The Synology DS110j has been added to the NAS Charts.
The 110j has caused quite a stir as Synology’s least expensive NAS at only $150. The hardware platform is based around a Marvell 88F6281 Kirkwood SoC clocked at 800 MHz with 128 MB of RAM.
Other components include 4 MB of flash, Genesys Logic GL850G USB Hub 2.0 controller, Marvell 88E116R Gigabit Ethernet controller and Microchip PIC16F627 CMOS FLASH-based 8-bit microcontroller.
Figure 1: Synology DS110j board
A look at the board photo in Figure 1 reveals that it’s the same as the Synology DS109‘s in Figure 2, right down to the raw board number. The only differences between the two are the 800 MHz vs. 1.2 GHz Kirkwood and missing eSATA port.
Figure 2: Synology DS109 board
Since the eSATA port comes from the Marvell SoC, if you’re willing to void your warranty and are handy with a soldering iron, you could probably slap an eSATA connector on, pop out the front panel plug and be good to go.
The 110j came with a Seagate ST31000528AS Barracuda 7200.12 1 TB drive installed, which yielded a total power consumption of 13W with the drive spinning and 6W with it spun down via the programmable power save feature. The single fan was nice and quiet, so I rated the 110j’s noise level as very low.
The 110j supports Synology’s the entire DSM 2.3 OS feature set, except for RAID related functions, of course. Backup options include USB, rsync targets and Amazon S3 and there are plenty of media serving options including iPhone/Mobile access, Photo web server and UPnP / DLNA support.
Tests were run with DSM 2.3-1141 firmware using our standard test process. Write performance using iozone with a Gigabit LAN connection showed very high write caching speeds. For file sizes 1 GB and up, writes floated down to 33 MB/s from 42. Read speeds were steady in the high 40 MB/s range.
Figure 3: DS110j throughput vs. file size
Average write performance using a Gigabit Ethernet connection measured 43.5 MB/s for file sizes between 32 MB and 4 GB, with cached behavior not included in the average calculation. Average read performance was significantly higher, measuring 53.2 MB/s. This ranks the 110j below both its DS109 and DS109+ siblings for write and slightly above the DS109 for read.
Write file copy performance using our Vista SP1-based test showed the price paid for using the slower Kirkwood SoC. Figure 4 shows the 110j providing just shy of 29 MB/s while the slightly more expensive DS109 powered along at 40 MB/s. Read file copy rankings were the same. But the 110j did better at 50 MB/s vs. the DS109’s 67. Still, these results are not too shabby for a $150 (without drive) NAS!
Figure 4: DS110j file copy performance – write

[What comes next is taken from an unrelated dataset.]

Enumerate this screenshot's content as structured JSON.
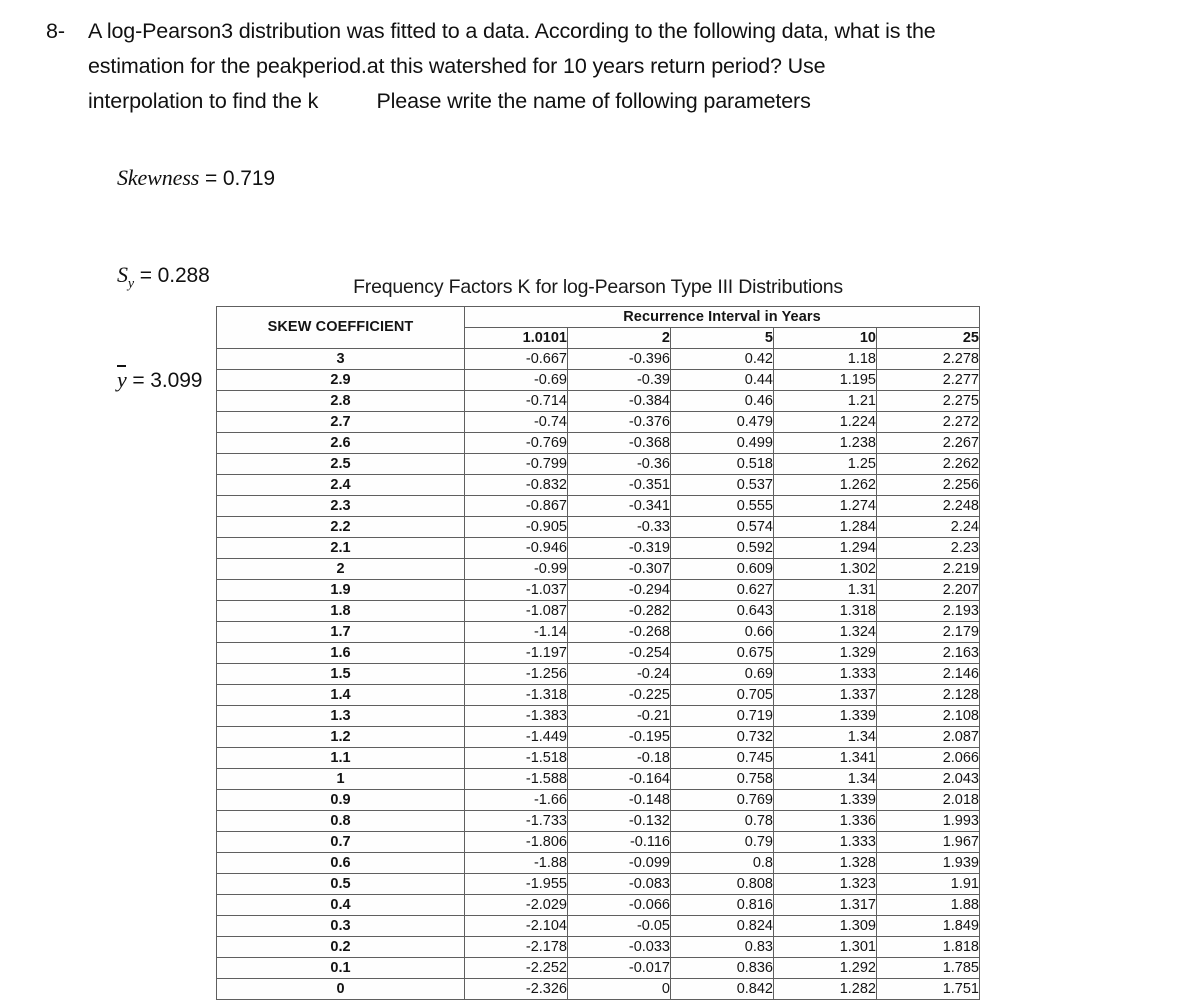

Synology supports read and write to FAT, NTFS and EXT3 formats for USB external drives. But, unlike QNAP, Synology still suffers a hefty performance hit with NTFS. Backup speeds measured 18.6, 22.8 and 6.4 MB/s for FAT, EXT3 and NTFS, respectively.
Also checked was network backup to a QNAP TS-239 Pro II rsync target, which cruised along at a respectable 15 MB/s. Finally, I also tested write and read speed to a 10 GB iSCSI target and measured 31.4 MB/s and 33.9 MB/s for write and read.
Since Synology’s feature set has been amply covered in other reviews, there won’t be a full review. So use the NAS Charts to further explore the DS110j’s performance and compare it to other products.